Work request:
Repeat the data in full. No line may differ from the original.

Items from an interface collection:
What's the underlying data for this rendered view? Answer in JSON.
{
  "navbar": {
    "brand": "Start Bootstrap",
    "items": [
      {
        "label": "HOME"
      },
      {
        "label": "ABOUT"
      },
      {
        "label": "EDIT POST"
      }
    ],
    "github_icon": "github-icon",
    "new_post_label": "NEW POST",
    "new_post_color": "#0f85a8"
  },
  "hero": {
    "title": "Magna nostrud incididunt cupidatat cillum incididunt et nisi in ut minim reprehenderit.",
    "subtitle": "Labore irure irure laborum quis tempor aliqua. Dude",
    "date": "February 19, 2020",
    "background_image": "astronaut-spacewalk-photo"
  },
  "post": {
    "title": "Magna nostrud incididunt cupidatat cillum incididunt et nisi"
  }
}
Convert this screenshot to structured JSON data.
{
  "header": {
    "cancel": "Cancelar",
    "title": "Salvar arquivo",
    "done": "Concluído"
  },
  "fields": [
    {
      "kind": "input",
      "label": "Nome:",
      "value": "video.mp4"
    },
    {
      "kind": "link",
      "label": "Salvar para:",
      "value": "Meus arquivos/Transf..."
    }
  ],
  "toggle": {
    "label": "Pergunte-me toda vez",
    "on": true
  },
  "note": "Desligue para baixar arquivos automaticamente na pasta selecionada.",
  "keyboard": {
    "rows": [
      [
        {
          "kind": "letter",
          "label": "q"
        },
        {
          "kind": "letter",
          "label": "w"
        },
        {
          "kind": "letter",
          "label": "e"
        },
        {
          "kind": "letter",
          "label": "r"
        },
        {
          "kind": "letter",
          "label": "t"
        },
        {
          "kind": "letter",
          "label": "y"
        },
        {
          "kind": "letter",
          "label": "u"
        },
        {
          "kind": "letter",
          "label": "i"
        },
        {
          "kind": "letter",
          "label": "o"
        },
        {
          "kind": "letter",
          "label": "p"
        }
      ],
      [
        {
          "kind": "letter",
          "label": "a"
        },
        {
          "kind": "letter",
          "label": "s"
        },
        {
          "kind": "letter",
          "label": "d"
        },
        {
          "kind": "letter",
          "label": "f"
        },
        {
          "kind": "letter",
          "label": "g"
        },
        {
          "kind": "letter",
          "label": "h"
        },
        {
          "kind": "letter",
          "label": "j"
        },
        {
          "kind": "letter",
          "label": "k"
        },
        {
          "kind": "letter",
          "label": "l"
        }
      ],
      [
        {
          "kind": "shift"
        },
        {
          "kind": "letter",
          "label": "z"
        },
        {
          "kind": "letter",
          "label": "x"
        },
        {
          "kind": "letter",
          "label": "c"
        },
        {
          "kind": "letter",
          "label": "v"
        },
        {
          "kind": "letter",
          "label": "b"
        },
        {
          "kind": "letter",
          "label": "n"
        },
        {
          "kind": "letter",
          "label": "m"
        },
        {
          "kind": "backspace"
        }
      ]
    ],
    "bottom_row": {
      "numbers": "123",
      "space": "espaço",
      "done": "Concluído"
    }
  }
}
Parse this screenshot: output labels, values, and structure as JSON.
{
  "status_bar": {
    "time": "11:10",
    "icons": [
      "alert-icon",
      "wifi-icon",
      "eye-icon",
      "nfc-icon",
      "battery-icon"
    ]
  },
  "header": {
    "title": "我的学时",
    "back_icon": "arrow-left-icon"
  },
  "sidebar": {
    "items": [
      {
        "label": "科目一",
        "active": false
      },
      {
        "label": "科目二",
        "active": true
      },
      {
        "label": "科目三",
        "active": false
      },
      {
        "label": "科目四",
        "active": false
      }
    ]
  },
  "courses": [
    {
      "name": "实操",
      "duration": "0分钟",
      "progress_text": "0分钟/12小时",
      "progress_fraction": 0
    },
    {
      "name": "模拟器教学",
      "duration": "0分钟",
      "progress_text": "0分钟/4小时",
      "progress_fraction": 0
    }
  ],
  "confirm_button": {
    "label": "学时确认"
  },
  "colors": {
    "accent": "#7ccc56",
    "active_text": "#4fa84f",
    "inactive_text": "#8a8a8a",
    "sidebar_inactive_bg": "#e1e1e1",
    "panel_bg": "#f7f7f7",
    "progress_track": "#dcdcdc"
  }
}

Exercise response:
What's the underlying data for this rendered view? Answer in JSON.
{
  "navbar": {
    "brand": "Start Bootstrap",
    "items": [
      {
        "label": "HOME"
      },
      {
        "label": "ABOUT"
      },
      {
        "label": "EDIT POST"
      }
    ],
    "github_icon": "github-icon",
    "new_post_label": "NEW POST",
    "new_post_color": "#0f85a8"
  },
  "hero": {
    "title": "Magna nostrud incididunt cupidatat cillum incididunt et nisi in ut minim reprehenderit.",
    "subtitle": "Labore irure irure laborum quis tempor aliqua. Dude",
    "date": "February 19, 2020",
    "background_image": "astronaut-spacewalk-photo"
  },
  "post": {
    "title": "Magna nostrud incididunt cupidatat cillum incididunt et nisi"
  }
}
Convert this screenshot to structured JSON data.
{
  "header": {
    "cancel": "Cancelar",
    "title": "Salvar arquivo",
    "done": "Concluído"
  },
  "fields": [
    {
      "kind": "input",
      "label": "Nome:",
      "value": "video.mp4"
    },
    {
      "kind": "link",
      "label": "Salvar para:",
      "value": "Meus arquivos/Transf..."
    }
  ],
  "toggle": {
    "label": "Pergunte-me toda vez",
    "on": true
  },
  "note": "Desligue para baixar arquivos automaticamente na pasta selecionada.",
  "keyboard": {
    "rows": [
      [
        {
          "kind": "letter",
          "label": "q"
        },
        {
          "kind": "letter",
          "label": "w"
        },
        {
          "kind": "letter",
          "label": "e"
        },
        {
          "kind": "letter",
          "label": "r"
        },
        {
          "kind": "letter",
          "label": "t"
        },
        {
          "kind": "letter",
          "label": "y"
        },
        {
          "kind": "letter",
          "label": "u"
        },
        {
          "kind": "letter",
          "label": "i"
        },
        {
          "kind": "letter",
          "label": "o"
        },
        {
          "kind": "letter",
          "label": "p"
        }
      ],
      [
        {
          "kind": "letter",
          "label": "a"
        },
        {
          "kind": "letter",
          "label": "s"
        },
        {
          "kind": "letter",
          "label": "d"
        },
        {
          "kind": "letter",
          "label": "f"
        },
        {
          "kind": "letter",
          "label": "g"
        },
        {
          "kind": "letter",
          "label": "h"
        },
        {
          "kind": "letter",
          "label": "j"
        },
        {
          "kind": "letter",
          "label": "k"
        },
        {
          "kind": "letter",
          "label": "l"
        }
      ],
      [
        {
          "kind": "shift"
        },
        {
          "kind": "letter",
          "label": "z"
        },
        {
          "kind": "letter",
          "label": "x"
        },
        {
          "kind": "letter",
          "label": "c"
        },
        {
          "kind": "letter",
          "label": "v"
        },
        {
          "kind": "letter",
          "label": "b"
        },
        {
          "kind": "letter",
          "label": "n"
        },
        {
          "kind": "letter",
          "label": "m"
        },
        {
          "kind": "backspace"
        }
      ]
    ],
    "bottom_row": {
      "numbers": "123",
      "space": "espaço",
      "done": "Concluído"
    }
  }
}
Parse this screenshot: output labels, values, and structure as JSON.
{
  "status_bar": {
    "time": "11:10",
    "icons": [
      "alert-icon",
      "wifi-icon",
      "eye-icon",
      "nfc-icon",
      "battery-icon"
    ]
  },
  "header": {
    "title": "我的学时",
    "back_icon": "arrow-left-icon"
  },
  "sidebar": {
    "items": [
      {
        "label": "科目一",
        "active": false
      },
      {
        "label": "科目二",
        "active": true
      },
      {
        "label": "科目三",
        "active": false
      },
      {
        "label": "科目四",
        "active": false
      }
    ]
  },
  "courses": [
    {
      "name": "实操",
      "duration": "0分钟",
      "progress_text": "0分钟/12小时",
      "progress_fraction": 0
    },
    {
      "name": "模拟器教学",
      "duration": "0分钟",
      "progress_text": "0分钟/4小时",
      "progress_fraction": 0
    }
  ],
  "confirm_button": {
    "label": "学时确认"
  },
  "colors": {
    "accent": "#7ccc56",
    "active_text": "#4fa84f",
    "inactive_text": "#8a8a8a",
    "sidebar_inactive_bg": "#e1e1e1",
    "panel_bg": "#f7f7f7",
    "progress_track": "#dcdcdc"
  }
}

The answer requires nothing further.